ambient interplays, a couple of other tracks turn the intensity down, making it easy to pick them as highlights, as the others more or less numb each other out.
The instrumental "Road" slows it down with its repeating guitar theme, creating an eerie, desolate feeling , while "Hustler"
gains a lot from using clean guitars. "Hustler" also departs melodically from the rest of the album, more eccentric than dark, reminding
me of Nick Mason's Fictitious Sports .
As for odd comparisons, I also would like to offer fellow Norwegians late 80's band Munch ,
who were into the same kind of spooky, dark and psychotic dramatics. Munch's music had an eeriness that is somewhat similar to what Virus creates
in a metal setting.
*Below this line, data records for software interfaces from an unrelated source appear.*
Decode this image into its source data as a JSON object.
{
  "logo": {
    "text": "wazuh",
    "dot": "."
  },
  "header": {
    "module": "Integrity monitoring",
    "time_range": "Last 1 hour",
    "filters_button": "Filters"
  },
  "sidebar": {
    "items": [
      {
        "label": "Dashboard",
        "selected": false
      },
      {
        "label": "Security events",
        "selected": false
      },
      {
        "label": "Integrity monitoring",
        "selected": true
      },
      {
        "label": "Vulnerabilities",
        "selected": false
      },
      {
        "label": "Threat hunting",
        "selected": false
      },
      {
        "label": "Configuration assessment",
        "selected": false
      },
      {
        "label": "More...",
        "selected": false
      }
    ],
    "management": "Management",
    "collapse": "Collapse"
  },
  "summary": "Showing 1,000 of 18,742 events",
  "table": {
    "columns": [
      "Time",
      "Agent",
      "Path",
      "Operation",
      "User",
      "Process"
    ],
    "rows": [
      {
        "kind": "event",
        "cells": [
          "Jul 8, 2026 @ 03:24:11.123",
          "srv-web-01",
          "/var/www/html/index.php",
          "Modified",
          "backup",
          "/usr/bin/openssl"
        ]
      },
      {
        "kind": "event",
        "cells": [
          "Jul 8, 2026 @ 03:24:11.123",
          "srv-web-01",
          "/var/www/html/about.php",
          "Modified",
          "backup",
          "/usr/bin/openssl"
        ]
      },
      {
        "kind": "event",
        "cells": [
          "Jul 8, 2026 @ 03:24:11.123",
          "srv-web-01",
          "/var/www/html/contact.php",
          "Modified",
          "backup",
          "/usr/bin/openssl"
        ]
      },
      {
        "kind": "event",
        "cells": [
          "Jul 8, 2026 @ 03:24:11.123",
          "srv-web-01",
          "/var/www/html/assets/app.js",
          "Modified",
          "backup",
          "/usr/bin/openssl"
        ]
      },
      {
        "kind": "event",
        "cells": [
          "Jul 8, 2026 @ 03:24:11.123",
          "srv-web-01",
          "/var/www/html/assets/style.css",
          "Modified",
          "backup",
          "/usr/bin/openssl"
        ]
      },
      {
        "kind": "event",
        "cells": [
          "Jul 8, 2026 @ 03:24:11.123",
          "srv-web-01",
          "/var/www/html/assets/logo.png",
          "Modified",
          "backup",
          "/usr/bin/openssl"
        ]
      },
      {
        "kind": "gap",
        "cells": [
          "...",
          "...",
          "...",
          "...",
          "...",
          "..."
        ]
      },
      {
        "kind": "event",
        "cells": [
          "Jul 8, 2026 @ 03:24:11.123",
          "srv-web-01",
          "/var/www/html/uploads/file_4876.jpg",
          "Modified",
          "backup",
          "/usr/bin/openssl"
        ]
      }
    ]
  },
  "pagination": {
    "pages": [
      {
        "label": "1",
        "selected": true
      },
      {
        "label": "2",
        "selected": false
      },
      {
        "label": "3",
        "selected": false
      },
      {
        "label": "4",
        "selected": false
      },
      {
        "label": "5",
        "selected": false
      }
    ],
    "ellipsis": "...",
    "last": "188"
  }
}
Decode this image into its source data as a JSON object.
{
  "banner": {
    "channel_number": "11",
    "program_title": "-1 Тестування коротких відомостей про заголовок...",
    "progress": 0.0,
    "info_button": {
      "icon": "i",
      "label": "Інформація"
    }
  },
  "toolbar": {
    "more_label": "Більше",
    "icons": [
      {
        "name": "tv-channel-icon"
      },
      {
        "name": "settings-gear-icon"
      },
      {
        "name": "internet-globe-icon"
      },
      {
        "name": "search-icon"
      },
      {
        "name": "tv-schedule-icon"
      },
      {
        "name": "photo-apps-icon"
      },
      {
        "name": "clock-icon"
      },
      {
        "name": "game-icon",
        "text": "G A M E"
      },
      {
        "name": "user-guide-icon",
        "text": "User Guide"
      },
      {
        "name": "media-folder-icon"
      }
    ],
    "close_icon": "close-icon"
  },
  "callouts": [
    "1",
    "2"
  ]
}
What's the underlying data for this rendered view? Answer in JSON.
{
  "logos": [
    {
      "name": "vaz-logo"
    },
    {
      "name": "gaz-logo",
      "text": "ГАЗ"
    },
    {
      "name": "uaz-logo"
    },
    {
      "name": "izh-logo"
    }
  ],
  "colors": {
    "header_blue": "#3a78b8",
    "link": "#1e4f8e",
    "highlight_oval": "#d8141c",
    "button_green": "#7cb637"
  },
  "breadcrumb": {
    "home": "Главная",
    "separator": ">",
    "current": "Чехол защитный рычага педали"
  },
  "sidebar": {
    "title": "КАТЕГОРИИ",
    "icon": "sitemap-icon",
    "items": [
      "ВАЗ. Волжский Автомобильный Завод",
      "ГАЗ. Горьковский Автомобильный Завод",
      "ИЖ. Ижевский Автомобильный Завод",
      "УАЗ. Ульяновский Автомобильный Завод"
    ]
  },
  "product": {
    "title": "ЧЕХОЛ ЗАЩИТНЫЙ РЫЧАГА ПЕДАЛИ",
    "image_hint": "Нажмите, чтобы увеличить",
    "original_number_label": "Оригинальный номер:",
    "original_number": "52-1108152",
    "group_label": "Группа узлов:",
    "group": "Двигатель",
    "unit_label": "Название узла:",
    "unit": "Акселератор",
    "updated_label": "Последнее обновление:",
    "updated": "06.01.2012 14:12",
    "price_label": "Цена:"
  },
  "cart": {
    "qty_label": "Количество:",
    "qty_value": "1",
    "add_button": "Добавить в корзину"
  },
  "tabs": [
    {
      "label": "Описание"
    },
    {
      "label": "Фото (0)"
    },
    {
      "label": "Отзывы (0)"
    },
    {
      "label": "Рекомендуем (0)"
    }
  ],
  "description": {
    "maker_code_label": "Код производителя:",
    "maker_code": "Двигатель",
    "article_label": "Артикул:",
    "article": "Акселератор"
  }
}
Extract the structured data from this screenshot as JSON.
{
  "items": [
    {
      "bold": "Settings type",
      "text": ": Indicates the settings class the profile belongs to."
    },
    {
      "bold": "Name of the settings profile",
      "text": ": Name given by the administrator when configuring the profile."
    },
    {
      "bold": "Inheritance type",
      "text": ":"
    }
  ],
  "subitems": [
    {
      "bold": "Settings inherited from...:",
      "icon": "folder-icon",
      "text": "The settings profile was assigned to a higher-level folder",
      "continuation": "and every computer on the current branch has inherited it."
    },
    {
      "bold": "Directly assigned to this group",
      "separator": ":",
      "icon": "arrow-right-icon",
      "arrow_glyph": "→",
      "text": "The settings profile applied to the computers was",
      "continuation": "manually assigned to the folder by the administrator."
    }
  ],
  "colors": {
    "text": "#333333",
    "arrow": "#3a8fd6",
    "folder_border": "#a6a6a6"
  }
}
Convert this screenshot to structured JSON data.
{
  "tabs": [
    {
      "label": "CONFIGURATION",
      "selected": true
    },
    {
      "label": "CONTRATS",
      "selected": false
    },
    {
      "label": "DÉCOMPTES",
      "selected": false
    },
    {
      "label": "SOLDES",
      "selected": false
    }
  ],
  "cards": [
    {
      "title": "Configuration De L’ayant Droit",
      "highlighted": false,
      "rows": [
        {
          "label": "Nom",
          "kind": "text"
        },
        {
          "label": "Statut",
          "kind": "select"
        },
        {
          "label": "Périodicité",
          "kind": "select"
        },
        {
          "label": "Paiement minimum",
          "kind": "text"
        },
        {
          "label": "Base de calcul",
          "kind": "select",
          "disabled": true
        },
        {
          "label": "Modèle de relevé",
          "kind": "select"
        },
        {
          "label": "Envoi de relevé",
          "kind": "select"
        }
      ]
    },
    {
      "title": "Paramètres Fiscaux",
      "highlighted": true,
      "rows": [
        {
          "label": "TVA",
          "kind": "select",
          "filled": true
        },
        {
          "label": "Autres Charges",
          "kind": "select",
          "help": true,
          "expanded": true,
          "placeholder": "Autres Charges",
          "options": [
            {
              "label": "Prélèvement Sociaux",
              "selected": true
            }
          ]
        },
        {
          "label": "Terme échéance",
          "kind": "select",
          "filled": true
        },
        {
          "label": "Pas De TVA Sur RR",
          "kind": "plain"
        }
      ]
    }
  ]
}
In fact, sometimes it sounds as if Virus is playing a Munch theme at double speed, for instance in "It's All Gone Weird".
Both bands also have a leaning towards theatricals, especially the vocals. Virus experiment more with the vocals though, not always
to good effect, for instance they go over the top with the female backing oohs of "Queen Of The Hi-Ace", to the point that it gets comical.
Other than that there's not much to laugh at here, as Virus stick to their formula with both hands on the wheel.
It is hard to get the concept
of the album though. Judging from the song titles it has something to do with dogs and cars ... and from the booklet art I guess
it's all about some biomechanical bad dream. In that respect, Virus seem to have something in common with Ulver, philosophically speaking.
To sum it up: If you're into complex dark metal, I guess you should give this one a listen.
Others are advised to first check out the few tracks that depart from this formula. Virus do re-use the same skewed chords perhaps a little to often,
but all in all this is a consistent bleak block of work.
Match result: Metronomicon Audio 3 () - Jester Records 3 ()
Next head-to-head meeting is the Center of The Universe album Promotional Copy from Metronomicon Audio which is up against the
Ulver release Silence Teaches You How To Sing from Jester Records.
Copyright © 2010 Knut Tore Breivik